- guardian.co.uk, Saturday 30 June 2012
Powerful storms have struck the mid-Atlantic states with hurricane-force gusts, knocking out power to more than (5 by June 30) million people in the region and prompting the West Virginia governor to declare a statewide emergency.
The US National Weather Service posted a severe thunderstorm watch for portions of the District of Columbia, eastern Kentucky, western Maryland, south-western Pennsylvania, much of Virginia and parts of West Virginia.
The advisory, which warned of wind gusts of up to 80mph (129km/h) and large hail, was to remain in effect until early on Saturday morning.
The West Virginia governor, Ray Tomblin, declared a state of emergency for the whole state after storms that he said had left about 500,000 people without electricity in at least 27 counties.
The declaration allows “government resources to be devoted immediately to helping those in need and restoring power as soon as possible”, he said in a statement.
Wind gusts at speeds of up to 79mph (127km/h) were reported in and around the US capital, knocking out power to hundreds of thousands of homes in the Washington DC area.
WJLA television reported one fatality in suburban Fairfax County, Virginia, after a tree fell on a car.

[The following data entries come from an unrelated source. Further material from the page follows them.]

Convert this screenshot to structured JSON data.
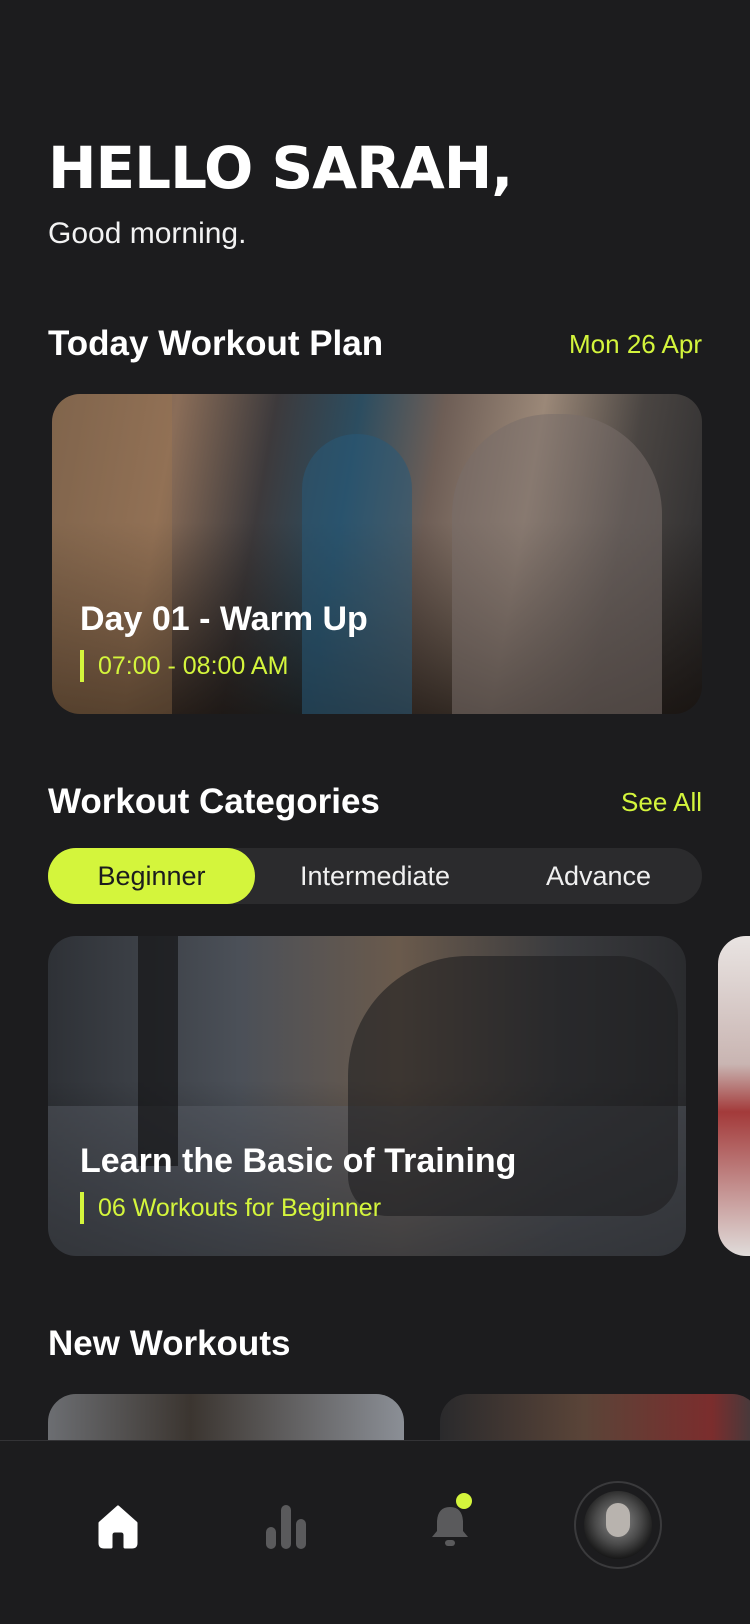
{
  "greeting": {
    "title": "HELLO SARAH,",
    "subtitle": "Good morning."
  },
  "today_plan": {
    "section_title": "Today Workout Plan",
    "date": "Mon 26 Apr",
    "card": {
      "title": "Day 01 - Warm Up",
      "time": "07:00 - 08:00 AM"
    }
  },
  "categories": {
    "section_title": "Workout Categories",
    "see_all": "See All",
    "tabs": [
      {
        "label": "Beginner",
        "active": true
      },
      {
        "label": "Intermediate",
        "active": false
      },
      {
        "label": "Advance",
        "active": false
      }
    ],
    "card": {
      "title": "Learn the Basic of Training",
      "meta": "06 Workouts  for Beginner"
    }
  },
  "new_workouts": {
    "section_title": "New Workouts"
  },
  "bottom_nav": {
    "items": [
      {
        "icon": "home-icon",
        "active": true
      },
      {
        "icon": "stats-icon",
        "active": false
      },
      {
        "icon": "bell-icon",
        "active": false,
        "badge": true
      },
      {
        "icon": "avatar",
        "active": false
      }
    ]
  },
  "colors": {
    "background": "#1c1c1e",
    "accent": "#d4f53c",
    "surface": "#2b2b2d"
  }
}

Bands of rain lashed the District of Columbia, and winds littered the streets with tree limbs as the fast-moving storms, which started in the Midwest after a day of severe heat, reached Washington and its suburbs late in the evening.
WTOP radio said more than 800,000 people in the Washington area were without power. Outages hit several Washington Metro stations, the Washington Post reported.
A flash-flood warning was issued in Fredrick County, Maryland, until 1.15am on Saturday.
WUSA television in Washington said thousands of trees and tree branches were likely to have been downed by the storm.
Temperature records for the month of June were broken on Friday in Washington, Atlanta and Louisville, Kentucky. In all three cities, the temperature hit at least 104F (40C), according to the National Weather Service.